Recent polling confirms how far into disfavor capitalism has fallen with the American public:
A couple of weeks ago, a poll conducted by the Harvard Institute of Politics found something startling: only 19% of Americans ages 18 to 29 identified themselves as “capitalists.” In the richest and most market-oriented country in the world, only 42% of that group said they “supported capitalism.” The numbers were higher among older people; still, only 26% considered themselves capitalists. A little over half supported the system as a whole.
This represents more than just millennials not minding the label “socialist” or disaffected middle-aged Americans tiring of an anemic recovery. This is a majority of citizens being uncomfortable with the country’s economic foundation—a system that over hundreds of years turned a fledgling society of farmers and prospectors into the most prosperous nation in human history.
There’s a root cause to all this anti-capitalist angst that isn’t all that easy to solve. It used to be that even if you weren’t particularly bright or skilled, if you were a hard worker with a reasonably strong back, you could have a job that provided you basic human dignity and would allow you to provide for your family.
The need for those jobs has fallen off drastically and looks to fall off even more for the foreseeable future, as technology and improved process management simply remove the need for humans to do certain jobs. And it isn’t (mostly) that the jobs are going away to foreign countries, it’s that they don’t exist at all. Manufacturing output is up – way up – in the United States. American companies are making way, way more stuff than they used to. They are just using less human beings to do it. This graph from the Bureau of Labor and Statistics illustrates the problem:
This isn’t just a problem. There are real life benefits to the fact that stuff is getting made cheaper, and we all reap the benefits of lower costs. If not for the technological revolution that is frustrating the hopes and dreams of Trump voters, inflation would make the average American’s current cost of living intolerable. But it has created a class of people who are just not able to contribute meaningfully to the economy and who are not really able to understand why.
The reality is that we are going to approach the point where we could, if we wanted, provide a relatively comfortable existence to everyone in the country, including to people who have no jobs and no marketable skills. And this realization is behind the push to basically force the government to do just that. But it ignores the principle, observed since Biblical times and before, that if you don’t make everyone work for their bread, no one will work for their bread. There’s no reason for the people who are capable of designing and building robots to actually do those things if the fruits of their labor are just going to be taken away and given to people who are doing nothing – and so they’ll quit and just receive the free stuff themselves. The destruction of moral hazard is a risky game to play as a society.
Just as importantly, even if a person is reasonably well cared for by his government in the absence of having an actual job, the destruction of human dignity that comes with having a meaningful career cannot be bought back so easily.
As a movement, we haven’t confronted the challenges that this tension has created well, and we haven’t even attempted it much.
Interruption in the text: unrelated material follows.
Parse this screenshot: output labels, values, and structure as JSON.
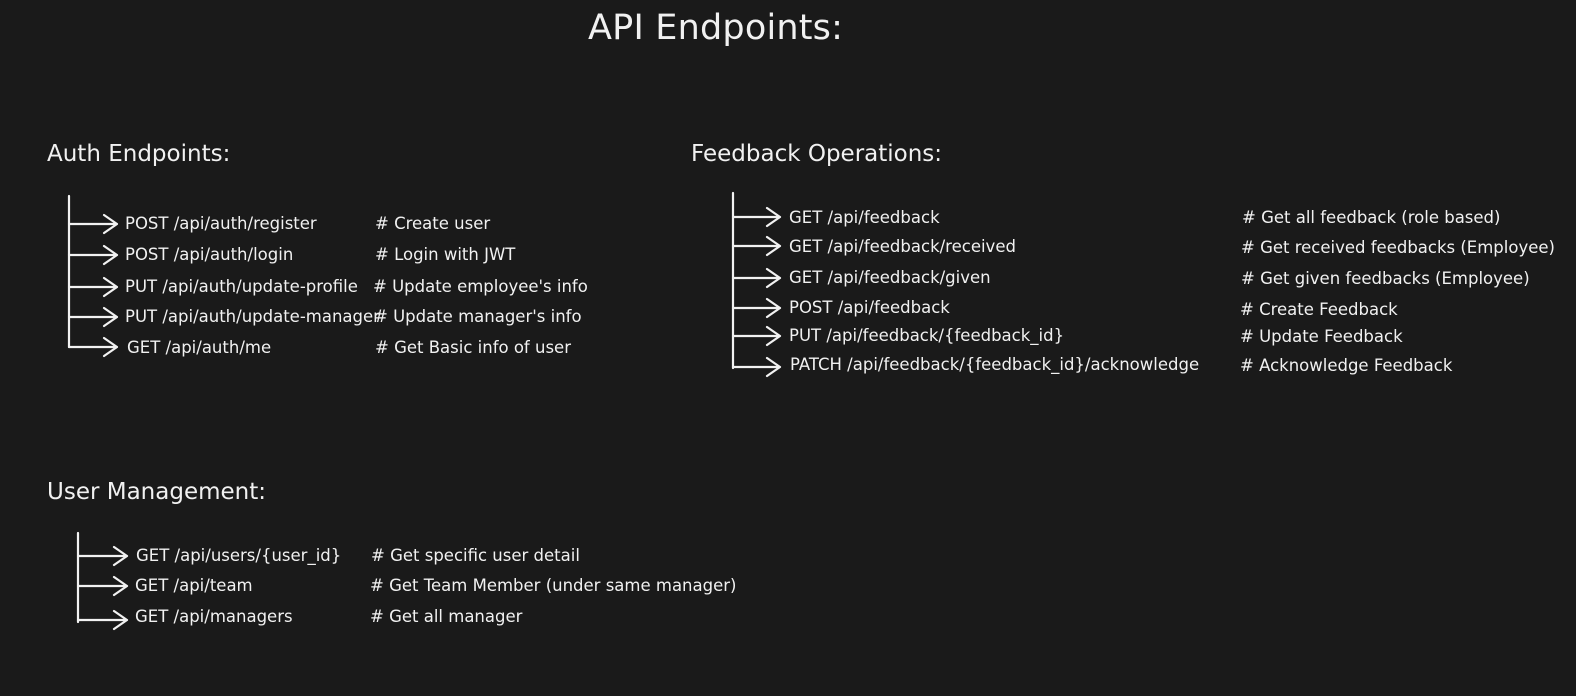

We’ve instead assumed – without reason, it turns out – that everyone was with us on the whole idea that capitalism is a Good Thing, and been flabbergasted when people rejected the premise entirely.
As a result, we find ourselves facing the abyss. Make no mistake, as a country we are openly flirting with the adoption of European style socialism because we’ve failed to properly defend that which makes us different. And that’s one of the reasons that neither of the candidates for President this year is likely to be a staunch defender of capitalism itself.